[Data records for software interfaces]

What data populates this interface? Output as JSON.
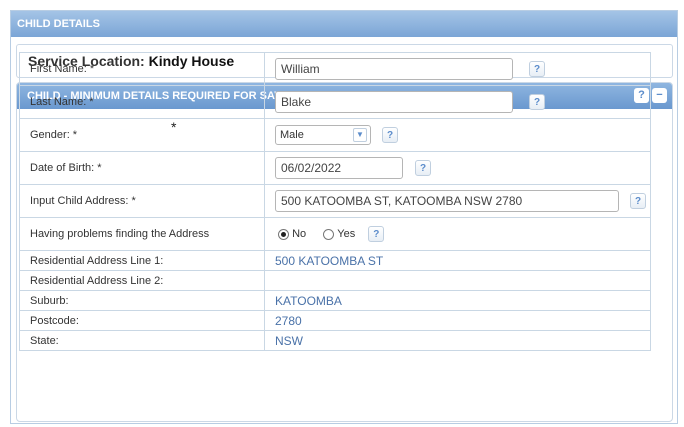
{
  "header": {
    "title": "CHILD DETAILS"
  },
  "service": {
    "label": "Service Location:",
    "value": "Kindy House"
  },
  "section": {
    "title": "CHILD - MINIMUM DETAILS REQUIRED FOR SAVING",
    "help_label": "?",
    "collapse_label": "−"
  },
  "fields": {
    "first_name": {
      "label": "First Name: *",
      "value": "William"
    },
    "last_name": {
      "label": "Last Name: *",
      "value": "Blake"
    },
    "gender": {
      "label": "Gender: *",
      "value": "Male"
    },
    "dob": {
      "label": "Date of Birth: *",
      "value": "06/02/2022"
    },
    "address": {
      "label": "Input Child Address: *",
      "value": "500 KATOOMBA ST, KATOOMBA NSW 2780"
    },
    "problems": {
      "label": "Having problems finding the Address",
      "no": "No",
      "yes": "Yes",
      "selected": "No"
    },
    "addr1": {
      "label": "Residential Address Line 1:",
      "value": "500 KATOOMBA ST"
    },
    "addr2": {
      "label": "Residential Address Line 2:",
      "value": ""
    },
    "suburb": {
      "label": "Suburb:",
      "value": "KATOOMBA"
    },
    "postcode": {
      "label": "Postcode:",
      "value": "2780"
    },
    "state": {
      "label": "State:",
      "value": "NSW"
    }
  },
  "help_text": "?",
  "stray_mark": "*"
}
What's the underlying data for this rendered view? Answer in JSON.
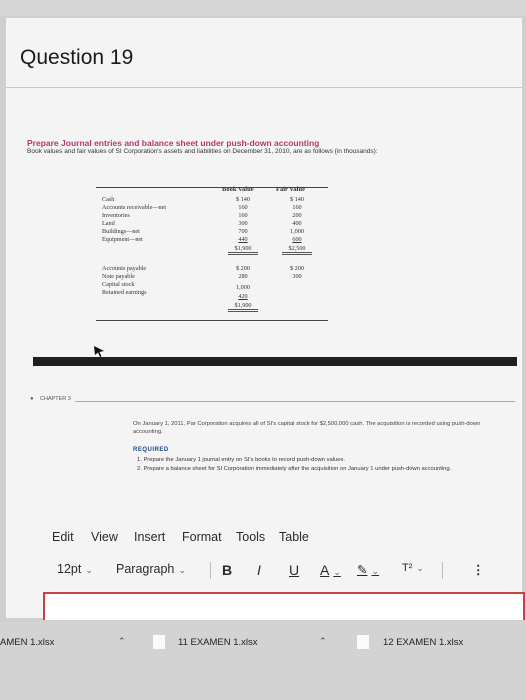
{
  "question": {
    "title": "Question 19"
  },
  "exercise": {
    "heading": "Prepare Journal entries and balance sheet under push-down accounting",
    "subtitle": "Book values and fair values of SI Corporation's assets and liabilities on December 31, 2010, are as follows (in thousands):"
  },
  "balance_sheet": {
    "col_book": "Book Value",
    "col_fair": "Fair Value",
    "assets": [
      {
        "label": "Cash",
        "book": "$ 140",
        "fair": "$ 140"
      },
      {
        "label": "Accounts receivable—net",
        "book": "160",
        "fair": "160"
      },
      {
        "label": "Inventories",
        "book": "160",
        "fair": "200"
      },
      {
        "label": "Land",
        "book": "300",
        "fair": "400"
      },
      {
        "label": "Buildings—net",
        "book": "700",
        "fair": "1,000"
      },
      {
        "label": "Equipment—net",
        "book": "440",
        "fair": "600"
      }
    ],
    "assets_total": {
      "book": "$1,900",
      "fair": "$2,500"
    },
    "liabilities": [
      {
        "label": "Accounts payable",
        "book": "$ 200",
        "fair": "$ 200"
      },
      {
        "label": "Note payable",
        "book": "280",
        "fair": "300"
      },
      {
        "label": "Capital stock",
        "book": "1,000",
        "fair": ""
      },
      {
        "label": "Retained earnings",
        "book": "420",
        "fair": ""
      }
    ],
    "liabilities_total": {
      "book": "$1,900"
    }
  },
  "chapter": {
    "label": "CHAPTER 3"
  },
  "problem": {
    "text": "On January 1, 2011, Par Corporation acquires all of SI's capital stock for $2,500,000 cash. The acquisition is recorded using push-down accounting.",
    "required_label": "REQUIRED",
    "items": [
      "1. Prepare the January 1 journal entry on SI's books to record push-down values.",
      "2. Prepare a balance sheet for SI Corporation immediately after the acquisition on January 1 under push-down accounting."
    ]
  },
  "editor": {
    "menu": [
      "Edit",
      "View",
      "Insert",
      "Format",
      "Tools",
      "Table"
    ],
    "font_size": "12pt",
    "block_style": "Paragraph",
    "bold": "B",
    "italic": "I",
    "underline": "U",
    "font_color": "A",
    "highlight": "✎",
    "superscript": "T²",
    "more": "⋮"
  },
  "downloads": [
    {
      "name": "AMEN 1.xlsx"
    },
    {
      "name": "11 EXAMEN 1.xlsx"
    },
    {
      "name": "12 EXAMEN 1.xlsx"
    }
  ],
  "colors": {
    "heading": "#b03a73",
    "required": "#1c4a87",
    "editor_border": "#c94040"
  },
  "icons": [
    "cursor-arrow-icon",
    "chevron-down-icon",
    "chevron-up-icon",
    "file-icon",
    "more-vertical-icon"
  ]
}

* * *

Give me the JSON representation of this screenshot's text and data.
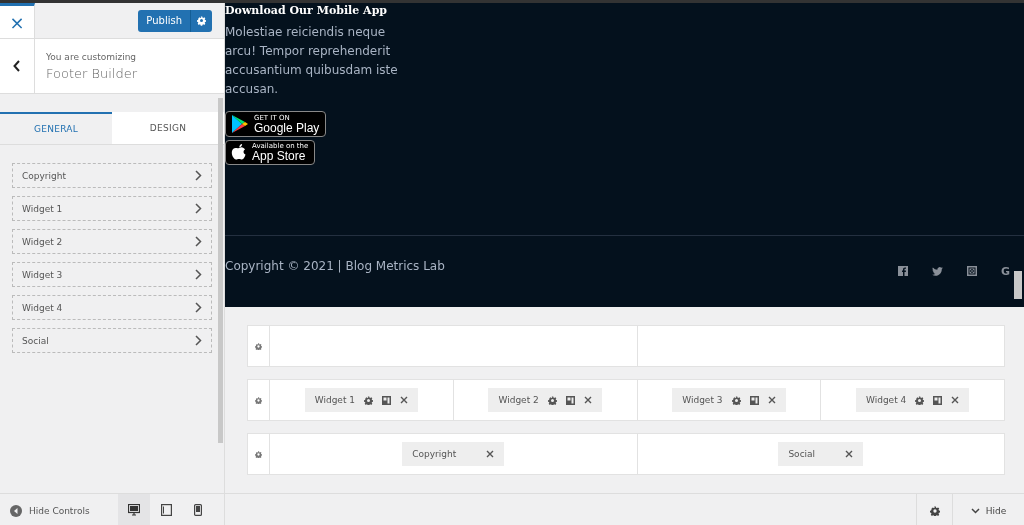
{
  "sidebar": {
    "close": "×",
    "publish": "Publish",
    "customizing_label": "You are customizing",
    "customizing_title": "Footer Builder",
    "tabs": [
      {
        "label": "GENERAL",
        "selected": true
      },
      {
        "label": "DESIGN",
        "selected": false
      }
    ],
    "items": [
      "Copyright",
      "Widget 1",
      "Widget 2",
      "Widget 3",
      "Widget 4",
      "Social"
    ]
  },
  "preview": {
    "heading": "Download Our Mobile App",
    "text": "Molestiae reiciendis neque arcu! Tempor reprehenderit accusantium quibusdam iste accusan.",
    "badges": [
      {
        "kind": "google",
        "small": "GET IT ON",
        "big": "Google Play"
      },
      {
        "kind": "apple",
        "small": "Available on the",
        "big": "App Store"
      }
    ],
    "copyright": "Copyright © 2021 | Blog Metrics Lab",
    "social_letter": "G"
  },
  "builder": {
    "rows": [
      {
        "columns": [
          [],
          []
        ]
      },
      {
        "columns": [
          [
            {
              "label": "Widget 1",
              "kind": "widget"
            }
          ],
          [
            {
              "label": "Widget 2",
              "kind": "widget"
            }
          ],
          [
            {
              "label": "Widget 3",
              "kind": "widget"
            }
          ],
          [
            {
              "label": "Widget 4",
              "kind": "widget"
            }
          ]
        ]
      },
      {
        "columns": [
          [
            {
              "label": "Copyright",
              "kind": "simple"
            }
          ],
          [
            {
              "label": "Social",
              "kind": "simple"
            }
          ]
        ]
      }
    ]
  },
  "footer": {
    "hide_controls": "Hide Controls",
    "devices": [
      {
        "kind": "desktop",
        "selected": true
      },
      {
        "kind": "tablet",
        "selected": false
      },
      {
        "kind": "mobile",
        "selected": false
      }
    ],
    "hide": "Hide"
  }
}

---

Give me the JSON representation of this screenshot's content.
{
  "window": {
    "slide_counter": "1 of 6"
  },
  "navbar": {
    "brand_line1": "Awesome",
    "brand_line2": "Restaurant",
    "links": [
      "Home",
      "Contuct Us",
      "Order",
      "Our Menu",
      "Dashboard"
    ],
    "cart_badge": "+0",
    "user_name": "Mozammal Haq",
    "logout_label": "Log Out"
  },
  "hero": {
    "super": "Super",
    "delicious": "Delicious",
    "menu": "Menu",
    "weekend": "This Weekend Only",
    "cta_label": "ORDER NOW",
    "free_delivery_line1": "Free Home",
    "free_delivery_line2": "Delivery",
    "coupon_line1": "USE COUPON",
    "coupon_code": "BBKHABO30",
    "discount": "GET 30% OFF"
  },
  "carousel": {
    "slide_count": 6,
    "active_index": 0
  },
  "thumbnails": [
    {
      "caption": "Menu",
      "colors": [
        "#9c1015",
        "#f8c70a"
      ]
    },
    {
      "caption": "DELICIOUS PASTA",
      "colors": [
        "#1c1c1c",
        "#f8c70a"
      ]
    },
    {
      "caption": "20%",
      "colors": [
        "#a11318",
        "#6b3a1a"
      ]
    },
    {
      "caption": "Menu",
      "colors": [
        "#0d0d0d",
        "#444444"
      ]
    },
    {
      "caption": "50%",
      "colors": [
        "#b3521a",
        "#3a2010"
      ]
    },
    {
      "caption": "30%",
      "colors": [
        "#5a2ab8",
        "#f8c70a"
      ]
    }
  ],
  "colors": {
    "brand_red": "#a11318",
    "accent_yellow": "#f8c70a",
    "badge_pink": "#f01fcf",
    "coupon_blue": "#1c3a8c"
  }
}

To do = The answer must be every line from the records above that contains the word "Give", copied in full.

Exercise response =
Give me the JSON representation of this screenshot's text and data.
Give me the JSON representation of this screenshot's content.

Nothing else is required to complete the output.